BEGIN Materials provided

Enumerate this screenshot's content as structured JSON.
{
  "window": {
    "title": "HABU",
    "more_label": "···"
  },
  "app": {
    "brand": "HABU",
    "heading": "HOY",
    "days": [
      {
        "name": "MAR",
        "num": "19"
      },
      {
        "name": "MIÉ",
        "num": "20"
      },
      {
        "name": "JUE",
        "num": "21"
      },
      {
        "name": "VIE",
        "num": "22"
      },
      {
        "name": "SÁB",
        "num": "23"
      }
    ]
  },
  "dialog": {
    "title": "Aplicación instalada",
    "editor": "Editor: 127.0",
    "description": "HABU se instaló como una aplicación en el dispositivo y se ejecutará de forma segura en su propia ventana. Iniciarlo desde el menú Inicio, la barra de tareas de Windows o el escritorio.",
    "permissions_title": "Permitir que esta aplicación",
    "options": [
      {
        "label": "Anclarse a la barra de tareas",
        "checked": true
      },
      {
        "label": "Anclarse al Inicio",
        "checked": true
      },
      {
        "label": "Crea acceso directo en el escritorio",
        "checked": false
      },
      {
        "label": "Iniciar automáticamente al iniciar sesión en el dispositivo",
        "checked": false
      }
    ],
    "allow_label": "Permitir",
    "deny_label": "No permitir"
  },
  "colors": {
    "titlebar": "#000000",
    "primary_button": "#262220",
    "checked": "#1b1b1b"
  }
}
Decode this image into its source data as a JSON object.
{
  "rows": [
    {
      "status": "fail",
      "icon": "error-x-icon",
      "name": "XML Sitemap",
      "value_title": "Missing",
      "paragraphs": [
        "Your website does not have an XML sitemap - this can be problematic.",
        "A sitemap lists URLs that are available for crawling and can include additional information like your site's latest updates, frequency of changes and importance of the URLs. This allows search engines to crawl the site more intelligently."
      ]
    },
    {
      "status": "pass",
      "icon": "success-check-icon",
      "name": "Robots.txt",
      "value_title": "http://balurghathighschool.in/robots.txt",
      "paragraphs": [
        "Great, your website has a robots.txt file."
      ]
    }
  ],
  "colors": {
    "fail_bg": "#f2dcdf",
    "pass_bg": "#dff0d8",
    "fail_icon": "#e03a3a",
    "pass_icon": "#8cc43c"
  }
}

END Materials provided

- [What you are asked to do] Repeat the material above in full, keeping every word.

- [Exercise response]
Enumerate this screenshot's content as structured JSON.
{
  "window": {
    "title": "HABU",
    "more_label": "···"
  },
  "app": {
    "brand": "HABU",
    "heading": "HOY",
    "days": [
      {
        "name": "MAR",
        "num": "19"
      },
      {
        "name": "MIÉ",
        "num": "20"
      },
      {
        "name": "JUE",
        "num": "21"
      },
      {
        "name": "VIE",
        "num": "22"
      },
      {
        "name": "SÁB",
        "num": "23"
      }
    ]
  },
  "dialog": {
    "title": "Aplicación instalada",
    "editor": "Editor: 127.0",
    "description": "HABU se instaló como una aplicación en el dispositivo y se ejecutará de forma segura en su propia ventana. Iniciarlo desde el menú Inicio, la barra de tareas de Windows o el escritorio.",
    "permissions_title": "Permitir que esta aplicación",
    "options": [
      {
        "label": "Anclarse a la barra de tareas",
        "checked": true
      },
      {
        "label": "Anclarse al Inicio",
        "checked": true
      },
      {
        "label": "Crea acceso directo en el escritorio",
        "checked": false
      },
      {
        "label": "Iniciar automáticamente al iniciar sesión en el dispositivo",
        "checked": false
      }
    ],
    "allow_label": "Permitir",
    "deny_label": "No permitir"
  },
  "colors": {
    "titlebar": "#000000",
    "primary_button": "#262220",
    "checked": "#1b1b1b"
  }
}
Decode this image into its source data as a JSON object.
{
  "rows": [
    {
      "status": "fail",
      "icon": "error-x-icon",
      "name": "XML Sitemap",
      "value_title": "Missing",
      "paragraphs": [
        "Your website does not have an XML sitemap - this can be problematic.",
        "A sitemap lists URLs that are available for crawling and can include additional information like your site's latest updates, frequency of changes and importance of the URLs. This allows search engines to crawl the site more intelligently."
      ]
    },
    {
      "status": "pass",
      "icon": "success-check-icon",
      "name": "Robots.txt",
      "value_title": "http://balurghathighschool.in/robots.txt",
      "paragraphs": [
        "Great, your website has a robots.txt file."
      ]
    }
  ],
  "colors": {
    "fail_bg": "#f2dcdf",
    "pass_bg": "#dff0d8",
    "fail_icon": "#e03a3a",
    "pass_icon": "#8cc43c"
  }
}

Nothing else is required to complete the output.